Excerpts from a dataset
%%

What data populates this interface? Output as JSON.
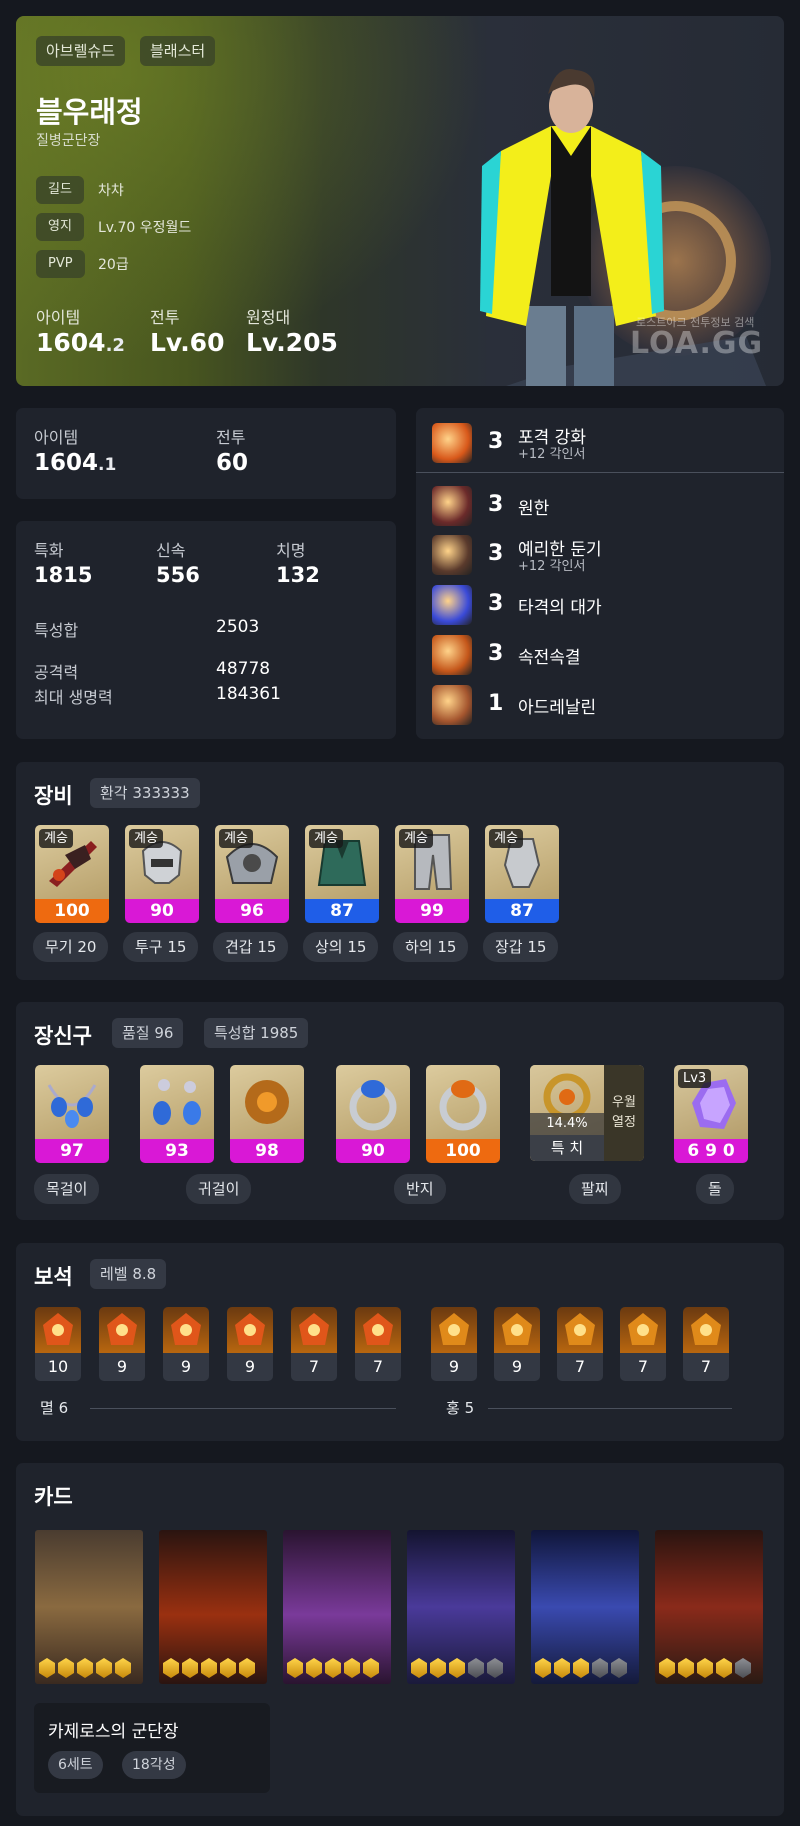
{
  "hero": {
    "server": "아브렐슈드",
    "class": "블래스터",
    "name": "블우래정",
    "title": "질병군단장",
    "info": [
      {
        "key": "길드",
        "value": "차챠"
      },
      {
        "key": "영지",
        "value": "Lv.70 우정월드"
      },
      {
        "key": "PVP",
        "value": "20급"
      }
    ],
    "stats": [
      {
        "label": "아이템",
        "main": "1604",
        "sub": ".2"
      },
      {
        "label": "전투",
        "main": "Lv.60",
        "sub": ""
      },
      {
        "label": "원정대",
        "main": "Lv.205",
        "sub": ""
      }
    ],
    "watermark_top": "로스트아크 전투정보 검색",
    "watermark": "LOA.GG"
  },
  "level_box": {
    "item_label": "아이템",
    "item_main": "1604",
    "item_sub": ".1",
    "combat_label": "전투",
    "combat_value": "60"
  },
  "stats_box": {
    "top": [
      {
        "label": "특화",
        "value": "1815"
      },
      {
        "label": "신속",
        "value": "556"
      },
      {
        "label": "치명",
        "value": "132"
      }
    ],
    "sum_label": "특성합",
    "sum_value": "2503",
    "atk_label": "공격력",
    "atk_value": "48778",
    "hp_label": "최대 생명력",
    "hp_value": "184361"
  },
  "engravings": [
    {
      "level": "3",
      "name": "포격 강화",
      "sub": "+12 각인서",
      "color": "#d8581a"
    },
    {
      "level": "3",
      "name": "원한",
      "sub": "",
      "color": "#6b2a2a"
    },
    {
      "level": "3",
      "name": "예리한 둔기",
      "sub": "+12 각인서",
      "color": "#5a3a2c"
    },
    {
      "level": "3",
      "name": "타격의 대가",
      "sub": "",
      "color": "#3a4ad8"
    },
    {
      "level": "3",
      "name": "속전속결",
      "sub": "",
      "color": "#c4561a"
    },
    {
      "level": "1",
      "name": "아드레날린",
      "sub": "",
      "color": "#a4552e"
    }
  ],
  "equipment": {
    "title": "장비",
    "badge": "환각 333333",
    "items": [
      {
        "tag": "계승",
        "quality": "100",
        "label": "무기 20",
        "color": "orange",
        "icon": "weapon-icon"
      },
      {
        "tag": "계승",
        "quality": "90",
        "label": "투구 15",
        "color": "magenta",
        "icon": "helmet-icon"
      },
      {
        "tag": "계승",
        "quality": "96",
        "label": "견갑 15",
        "color": "magenta",
        "icon": "shoulder-icon"
      },
      {
        "tag": "계승",
        "quality": "87",
        "label": "상의 15",
        "color": "blue",
        "icon": "chest-icon"
      },
      {
        "tag": "계승",
        "quality": "99",
        "label": "하의 15",
        "color": "magenta",
        "icon": "pants-icon"
      },
      {
        "tag": "계승",
        "quality": "87",
        "label": "장갑 15",
        "color": "blue",
        "icon": "gloves-icon"
      }
    ]
  },
  "accessories": {
    "title": "장신구",
    "badge1": "품질 96",
    "badge2": "특성합 1985",
    "items": [
      {
        "quality": "97",
        "color": "magenta",
        "icon": "necklace-icon"
      },
      {
        "quality": "93",
        "color": "magenta",
        "icon": "earring-icon"
      },
      {
        "quality": "98",
        "color": "magenta",
        "icon": "earring-icon"
      },
      {
        "quality": "90",
        "color": "magenta",
        "icon": "ring-icon"
      },
      {
        "quality": "100",
        "color": "orange",
        "icon": "ring-icon"
      }
    ],
    "labels": [
      "목걸이",
      "귀걸이",
      "반지",
      "팔찌",
      "돌"
    ],
    "bracelet_pct": "14.4%",
    "bracelet_stat": "특 치",
    "bracelet_side1": "우월",
    "bracelet_side2": "열정",
    "stone_lv": "Lv3",
    "stone_value": "6 9 0"
  },
  "gems": {
    "title": "보석",
    "badge": "레벨 8.8",
    "left": [
      "10",
      "9",
      "9",
      "9",
      "7",
      "7"
    ],
    "right": [
      "9",
      "9",
      "7",
      "7",
      "7"
    ],
    "left_label": "멸 6",
    "right_label": "홍 5"
  },
  "cards": {
    "title": "카드",
    "awakening": [
      5,
      5,
      5,
      3,
      3,
      4
    ],
    "set_name": "카제로스의 군단장",
    "set_count": "6세트",
    "set_awake": "18각성"
  }
}
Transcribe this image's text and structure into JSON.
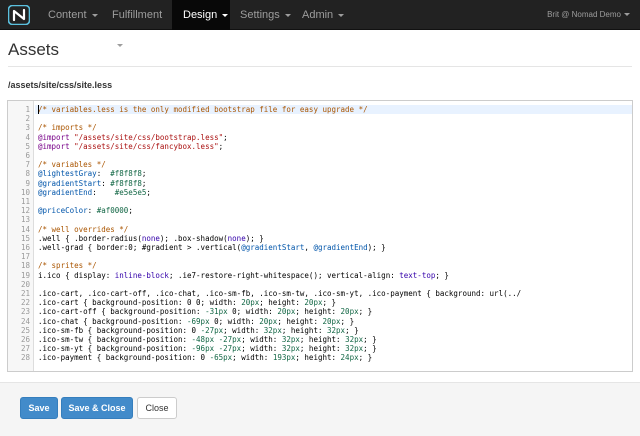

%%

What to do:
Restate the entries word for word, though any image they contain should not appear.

Task solution:
What data populates this interface? Output as JSON.
{
  "hero": {
    "server": "아브렐슈드",
    "class": "블래스터",
    "name": "블우래정",
    "title": "질병군단장",
    "info": [
      {
        "key": "길드",
        "value": "차챠"
      },
      {
        "key": "영지",
        "value": "Lv.70 우정월드"
      },
      {
        "key": "PVP",
        "value": "20급"
      }
    ],
    "stats": [
      {
        "label": "아이템",
        "main": "1604",
        "sub": ".2"
      },
      {
        "label": "전투",
        "main": "Lv.60",
        "sub": ""
      },
      {
        "label": "원정대",
        "main": "Lv.205",
        "sub": ""
      }
    ],
    "watermark_top": "로스트아크 전투정보 검색",
    "watermark": "LOA.GG"
  },
  "level_box": {
    "item_label": "아이템",
    "item_main": "1604",
    "item_sub": ".1",
    "combat_label": "전투",
    "combat_value": "60"
  },
  "stats_box": {
    "top": [
      {
        "label": "특화",
        "value": "1815"
      },
      {
        "label": "신속",
        "value": "556"
      },
      {
        "label": "치명",
        "value": "132"
      }
    ],
    "sum_label": "특성합",
    "sum_value": "2503",
    "atk_label": "공격력",
    "atk_value": "48778",
    "hp_label": "최대 생명력",
    "hp_value": "184361"
  },
  "engravings": [
    {
      "level": "3",
      "name": "포격 강화",
      "sub": "+12 각인서",
      "color": "#d8581a"
    },
    {
      "level": "3",
      "name": "원한",
      "sub": "",
      "color": "#6b2a2a"
    },
    {
      "level": "3",
      "name": "예리한 둔기",
      "sub": "+12 각인서",
      "color": "#5a3a2c"
    },
    {
      "level": "3",
      "name": "타격의 대가",
      "sub": "",
      "color": "#3a4ad8"
    },
    {
      "level": "3",
      "name": "속전속결",
      "sub": "",
      "color": "#c4561a"
    },
    {
      "level": "1",
      "name": "아드레날린",
      "sub": "",
      "color": "#a4552e"
    }
  ],
  "equipment": {
    "title": "장비",
    "badge": "환각 333333",
    "items": [
      {
        "tag": "계승",
        "quality": "100",
        "label": "무기 20",
        "color": "orange",
        "icon": "weapon-icon"
      },
      {
        "tag": "계승",
        "quality": "90",
        "label": "투구 15",
        "color": "magenta",
        "icon": "helmet-icon"
      },
      {
        "tag": "계승",
        "quality": "96",
        "label": "견갑 15",
        "color": "magenta",
        "icon": "shoulder-icon"
      },
      {
        "tag": "계승",
        "quality": "87",
        "label": "상의 15",
        "color": "blue",
        "icon": "chest-icon"
      },
      {
        "tag": "계승",
        "quality": "99",
        "label": "하의 15",
        "color": "magenta",
        "icon": "pants-icon"
      },
      {
        "tag": "계승",
        "quality": "87",
        "label": "장갑 15",
        "color": "blue",
        "icon": "gloves-icon"
      }
    ]
  },
  "accessories": {
    "title": "장신구",
    "badge1": "품질 96",
    "badge2": "특성합 1985",
    "items": [
      {
        "quality": "97",
        "color": "magenta",
        "icon": "necklace-icon"
      },
      {
        "quality": "93",
        "color": "magenta",
        "icon": "earring-icon"
      },
      {
        "quality": "98",
        "color": "magenta",
        "icon": "earring-icon"
      },
      {
        "quality": "90",
        "color": "magenta",
        "icon": "ring-icon"
      },
      {
        "quality": "100",
        "color": "orange",
        "icon": "ring-icon"
      }
    ],
    "labels": [
      "목걸이",
      "귀걸이",
      "반지",
      "팔찌",
      "돌"
    ],
    "bracelet_pct": "14.4%",
    "bracelet_stat": "특 치",
    "bracelet_side1": "우월",
    "bracelet_side2": "열정",
    "stone_lv": "Lv3",
    "stone_value": "6 9 0"
  },
  "gems": {
    "title": "보석",
    "badge": "레벨 8.8",
    "left": [
      "10",
      "9",
      "9",
      "9",
      "7",
      "7"
    ],
    "right": [
      "9",
      "9",
      "7",
      "7",
      "7"
    ],
    "left_label": "멸 6",
    "right_label": "홍 5"
  },
  "cards": {
    "title": "카드",
    "awakening": [
      5,
      5,
      5,
      3,
      3,
      4
    ],
    "set_name": "카제로스의 군단장",
    "set_count": "6세트",
    "set_awake": "18각성"
  }
}
Transcribe this image's text and structure into JSON.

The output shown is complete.